BEGIN
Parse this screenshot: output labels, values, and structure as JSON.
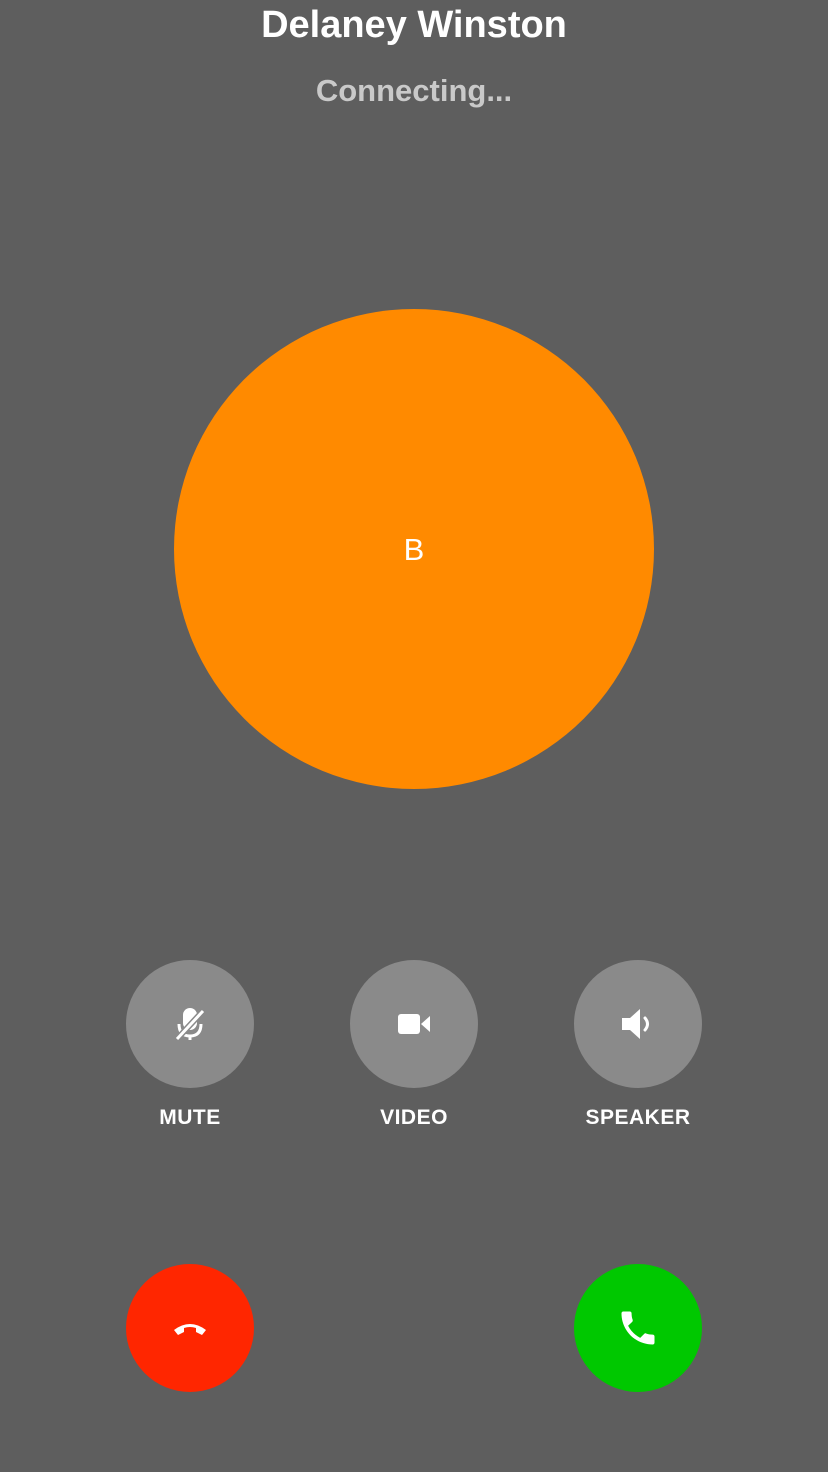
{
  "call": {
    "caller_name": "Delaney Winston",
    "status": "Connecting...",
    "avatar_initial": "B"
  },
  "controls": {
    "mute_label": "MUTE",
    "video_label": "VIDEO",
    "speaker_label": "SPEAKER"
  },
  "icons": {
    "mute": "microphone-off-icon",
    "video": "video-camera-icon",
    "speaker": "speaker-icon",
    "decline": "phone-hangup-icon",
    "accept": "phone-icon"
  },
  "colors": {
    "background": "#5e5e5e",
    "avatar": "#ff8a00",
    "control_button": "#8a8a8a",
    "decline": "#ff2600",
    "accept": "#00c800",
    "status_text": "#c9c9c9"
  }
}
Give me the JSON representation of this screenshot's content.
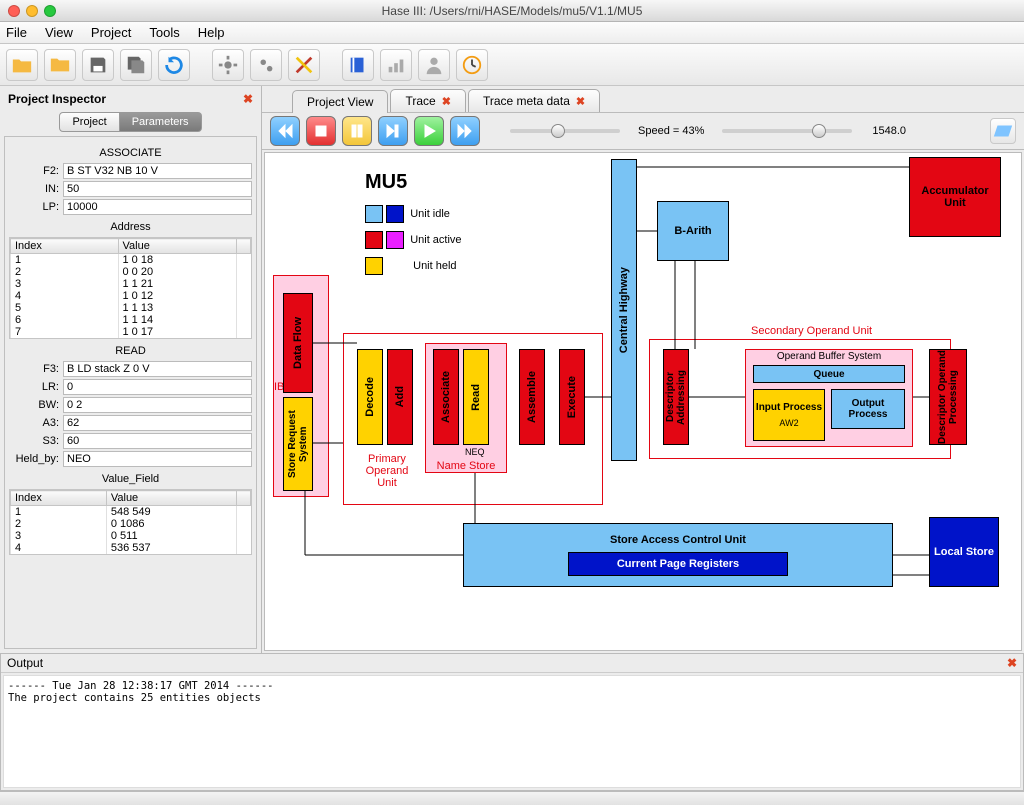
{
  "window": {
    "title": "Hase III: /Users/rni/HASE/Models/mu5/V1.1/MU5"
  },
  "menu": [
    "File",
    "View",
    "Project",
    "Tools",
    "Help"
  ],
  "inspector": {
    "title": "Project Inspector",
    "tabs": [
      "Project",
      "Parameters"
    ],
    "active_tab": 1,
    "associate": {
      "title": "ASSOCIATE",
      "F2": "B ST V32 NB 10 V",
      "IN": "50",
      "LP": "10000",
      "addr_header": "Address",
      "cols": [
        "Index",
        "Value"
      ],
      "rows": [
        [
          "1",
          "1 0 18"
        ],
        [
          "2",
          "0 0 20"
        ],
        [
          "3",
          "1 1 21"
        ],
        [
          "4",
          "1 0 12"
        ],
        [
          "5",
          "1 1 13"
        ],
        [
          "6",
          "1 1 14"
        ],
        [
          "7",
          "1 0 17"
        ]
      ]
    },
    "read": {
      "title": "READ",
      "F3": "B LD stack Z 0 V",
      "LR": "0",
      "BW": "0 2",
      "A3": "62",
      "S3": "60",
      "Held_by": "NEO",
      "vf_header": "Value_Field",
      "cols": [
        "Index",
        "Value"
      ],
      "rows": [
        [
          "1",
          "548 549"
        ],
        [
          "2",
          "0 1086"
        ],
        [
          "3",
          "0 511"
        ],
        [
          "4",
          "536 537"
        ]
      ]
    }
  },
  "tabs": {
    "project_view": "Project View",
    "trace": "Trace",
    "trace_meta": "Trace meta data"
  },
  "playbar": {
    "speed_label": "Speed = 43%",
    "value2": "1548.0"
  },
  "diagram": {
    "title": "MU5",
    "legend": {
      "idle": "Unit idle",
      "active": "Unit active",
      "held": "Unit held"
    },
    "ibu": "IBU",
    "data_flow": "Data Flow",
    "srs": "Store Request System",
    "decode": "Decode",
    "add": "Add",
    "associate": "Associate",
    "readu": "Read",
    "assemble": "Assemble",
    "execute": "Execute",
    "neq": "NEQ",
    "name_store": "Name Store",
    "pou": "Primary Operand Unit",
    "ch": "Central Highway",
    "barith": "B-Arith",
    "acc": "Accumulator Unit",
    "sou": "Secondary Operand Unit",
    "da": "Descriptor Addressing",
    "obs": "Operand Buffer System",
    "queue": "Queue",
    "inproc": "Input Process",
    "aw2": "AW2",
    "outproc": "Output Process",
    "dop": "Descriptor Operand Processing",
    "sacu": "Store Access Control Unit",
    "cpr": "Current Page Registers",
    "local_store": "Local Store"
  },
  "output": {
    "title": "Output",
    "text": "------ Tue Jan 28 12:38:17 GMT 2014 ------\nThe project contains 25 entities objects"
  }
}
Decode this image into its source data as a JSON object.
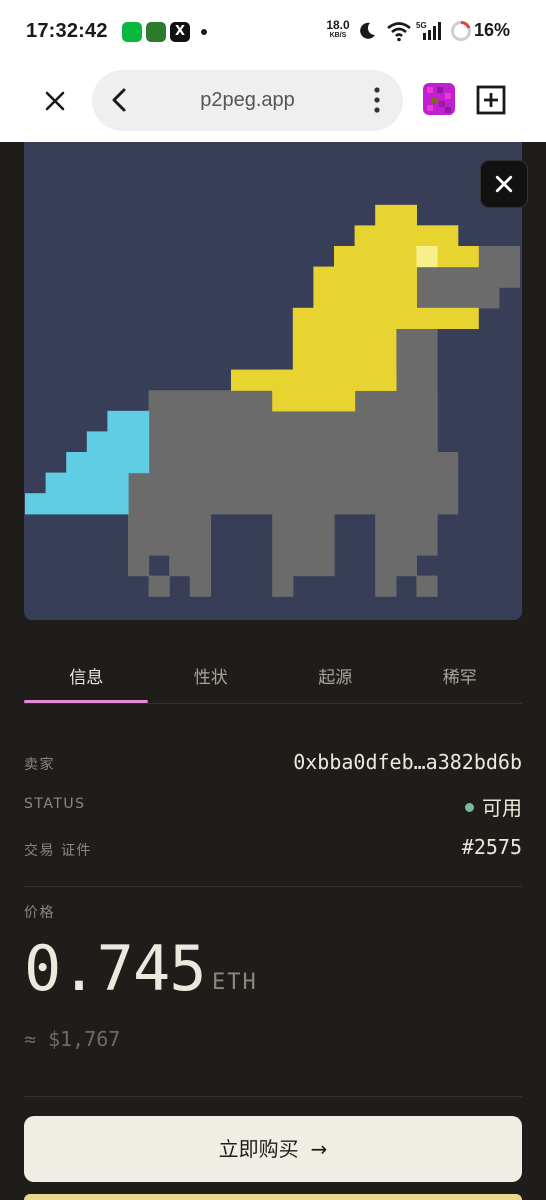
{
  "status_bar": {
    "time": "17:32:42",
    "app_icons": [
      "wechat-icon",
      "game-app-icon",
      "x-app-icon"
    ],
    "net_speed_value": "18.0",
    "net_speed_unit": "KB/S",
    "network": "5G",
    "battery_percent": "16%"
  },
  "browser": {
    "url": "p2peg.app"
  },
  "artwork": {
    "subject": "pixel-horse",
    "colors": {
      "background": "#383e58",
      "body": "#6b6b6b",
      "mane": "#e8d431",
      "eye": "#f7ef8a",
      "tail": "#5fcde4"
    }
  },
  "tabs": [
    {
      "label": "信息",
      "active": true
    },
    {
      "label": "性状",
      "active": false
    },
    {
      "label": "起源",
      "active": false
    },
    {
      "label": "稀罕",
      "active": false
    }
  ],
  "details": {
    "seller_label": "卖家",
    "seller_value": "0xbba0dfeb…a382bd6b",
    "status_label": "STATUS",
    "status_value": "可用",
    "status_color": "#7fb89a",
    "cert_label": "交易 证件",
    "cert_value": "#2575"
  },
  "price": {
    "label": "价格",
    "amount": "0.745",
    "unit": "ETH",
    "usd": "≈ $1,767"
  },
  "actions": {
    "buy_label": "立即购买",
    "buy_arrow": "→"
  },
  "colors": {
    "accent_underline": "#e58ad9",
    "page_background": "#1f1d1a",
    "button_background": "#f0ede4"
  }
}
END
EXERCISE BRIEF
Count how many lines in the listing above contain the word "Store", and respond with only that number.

YOUR SOLUTION
4